=== Your instructions ===
Provide the count of lines below where "JSON" occurs, with no other output.

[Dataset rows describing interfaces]
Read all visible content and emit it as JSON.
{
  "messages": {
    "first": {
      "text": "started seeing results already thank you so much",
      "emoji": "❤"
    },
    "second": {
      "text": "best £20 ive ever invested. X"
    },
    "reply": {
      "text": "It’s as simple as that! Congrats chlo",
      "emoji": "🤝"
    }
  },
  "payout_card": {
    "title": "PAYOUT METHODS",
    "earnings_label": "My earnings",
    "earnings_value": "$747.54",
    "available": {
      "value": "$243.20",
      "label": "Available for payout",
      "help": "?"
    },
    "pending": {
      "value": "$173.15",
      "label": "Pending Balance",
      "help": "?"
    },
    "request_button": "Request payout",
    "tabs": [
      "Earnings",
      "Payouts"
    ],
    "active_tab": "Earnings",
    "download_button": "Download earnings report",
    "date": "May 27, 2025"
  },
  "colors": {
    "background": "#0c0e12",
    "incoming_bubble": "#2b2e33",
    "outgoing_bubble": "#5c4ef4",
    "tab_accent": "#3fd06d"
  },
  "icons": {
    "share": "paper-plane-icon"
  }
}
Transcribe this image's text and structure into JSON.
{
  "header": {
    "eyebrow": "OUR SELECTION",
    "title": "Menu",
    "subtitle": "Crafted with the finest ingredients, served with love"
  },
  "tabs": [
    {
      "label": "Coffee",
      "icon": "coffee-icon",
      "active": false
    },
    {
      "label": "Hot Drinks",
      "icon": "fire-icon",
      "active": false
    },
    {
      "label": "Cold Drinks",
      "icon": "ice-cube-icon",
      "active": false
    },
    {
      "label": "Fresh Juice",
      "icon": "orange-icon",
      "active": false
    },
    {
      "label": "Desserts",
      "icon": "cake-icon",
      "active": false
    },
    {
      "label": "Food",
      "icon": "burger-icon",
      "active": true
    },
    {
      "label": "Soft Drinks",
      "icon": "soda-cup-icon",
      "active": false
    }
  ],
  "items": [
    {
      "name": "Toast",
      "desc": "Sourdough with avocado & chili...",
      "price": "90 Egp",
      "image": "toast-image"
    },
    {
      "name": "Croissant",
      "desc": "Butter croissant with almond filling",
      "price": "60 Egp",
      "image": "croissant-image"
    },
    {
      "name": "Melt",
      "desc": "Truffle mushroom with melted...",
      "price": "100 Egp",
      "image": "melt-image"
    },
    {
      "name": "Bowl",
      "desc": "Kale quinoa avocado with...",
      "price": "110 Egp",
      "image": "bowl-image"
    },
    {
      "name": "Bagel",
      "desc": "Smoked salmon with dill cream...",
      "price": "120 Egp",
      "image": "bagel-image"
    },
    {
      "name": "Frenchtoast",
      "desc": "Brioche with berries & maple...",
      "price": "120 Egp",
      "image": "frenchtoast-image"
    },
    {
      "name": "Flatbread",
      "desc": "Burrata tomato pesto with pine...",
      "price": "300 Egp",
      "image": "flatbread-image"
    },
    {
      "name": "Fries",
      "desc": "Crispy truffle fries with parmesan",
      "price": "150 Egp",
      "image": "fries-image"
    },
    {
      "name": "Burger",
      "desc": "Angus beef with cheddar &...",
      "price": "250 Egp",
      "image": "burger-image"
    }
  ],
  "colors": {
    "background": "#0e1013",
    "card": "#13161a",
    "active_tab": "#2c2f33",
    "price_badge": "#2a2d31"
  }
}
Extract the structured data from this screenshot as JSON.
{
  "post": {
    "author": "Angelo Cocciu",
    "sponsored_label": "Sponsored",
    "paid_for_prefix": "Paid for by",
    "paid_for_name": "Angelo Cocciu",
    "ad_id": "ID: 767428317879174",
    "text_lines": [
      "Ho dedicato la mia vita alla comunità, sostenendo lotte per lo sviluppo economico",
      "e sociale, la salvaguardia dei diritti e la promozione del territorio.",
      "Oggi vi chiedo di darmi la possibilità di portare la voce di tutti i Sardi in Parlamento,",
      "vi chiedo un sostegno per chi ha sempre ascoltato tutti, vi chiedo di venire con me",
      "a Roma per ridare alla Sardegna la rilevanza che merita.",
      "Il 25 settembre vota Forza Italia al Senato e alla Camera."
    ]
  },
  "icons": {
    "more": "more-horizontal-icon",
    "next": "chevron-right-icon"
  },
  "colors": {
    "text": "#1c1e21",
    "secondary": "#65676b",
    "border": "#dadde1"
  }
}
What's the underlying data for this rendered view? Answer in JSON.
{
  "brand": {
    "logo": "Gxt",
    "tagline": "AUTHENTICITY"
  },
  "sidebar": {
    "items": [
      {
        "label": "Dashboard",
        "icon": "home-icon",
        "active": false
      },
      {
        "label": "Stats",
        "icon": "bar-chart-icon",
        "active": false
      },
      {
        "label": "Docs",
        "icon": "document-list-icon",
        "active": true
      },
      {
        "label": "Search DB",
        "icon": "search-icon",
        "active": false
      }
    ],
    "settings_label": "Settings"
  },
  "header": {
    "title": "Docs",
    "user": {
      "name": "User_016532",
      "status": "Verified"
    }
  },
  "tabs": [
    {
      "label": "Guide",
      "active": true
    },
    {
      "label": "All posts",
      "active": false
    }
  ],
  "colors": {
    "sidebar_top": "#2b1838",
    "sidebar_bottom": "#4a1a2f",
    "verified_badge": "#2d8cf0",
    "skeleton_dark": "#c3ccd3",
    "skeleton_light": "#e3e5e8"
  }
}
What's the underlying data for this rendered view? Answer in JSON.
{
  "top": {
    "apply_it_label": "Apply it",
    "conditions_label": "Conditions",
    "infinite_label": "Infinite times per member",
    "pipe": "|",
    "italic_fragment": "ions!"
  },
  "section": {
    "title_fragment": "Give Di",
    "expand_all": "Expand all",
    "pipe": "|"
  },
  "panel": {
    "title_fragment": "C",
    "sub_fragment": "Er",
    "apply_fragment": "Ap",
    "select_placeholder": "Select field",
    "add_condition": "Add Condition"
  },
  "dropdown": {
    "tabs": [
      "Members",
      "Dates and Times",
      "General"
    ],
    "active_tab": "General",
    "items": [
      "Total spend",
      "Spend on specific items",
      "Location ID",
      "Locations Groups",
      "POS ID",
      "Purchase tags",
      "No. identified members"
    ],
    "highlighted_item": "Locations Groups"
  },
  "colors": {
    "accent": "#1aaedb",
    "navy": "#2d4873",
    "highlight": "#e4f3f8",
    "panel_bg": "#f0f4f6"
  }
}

=== Solution to the exercise ===
5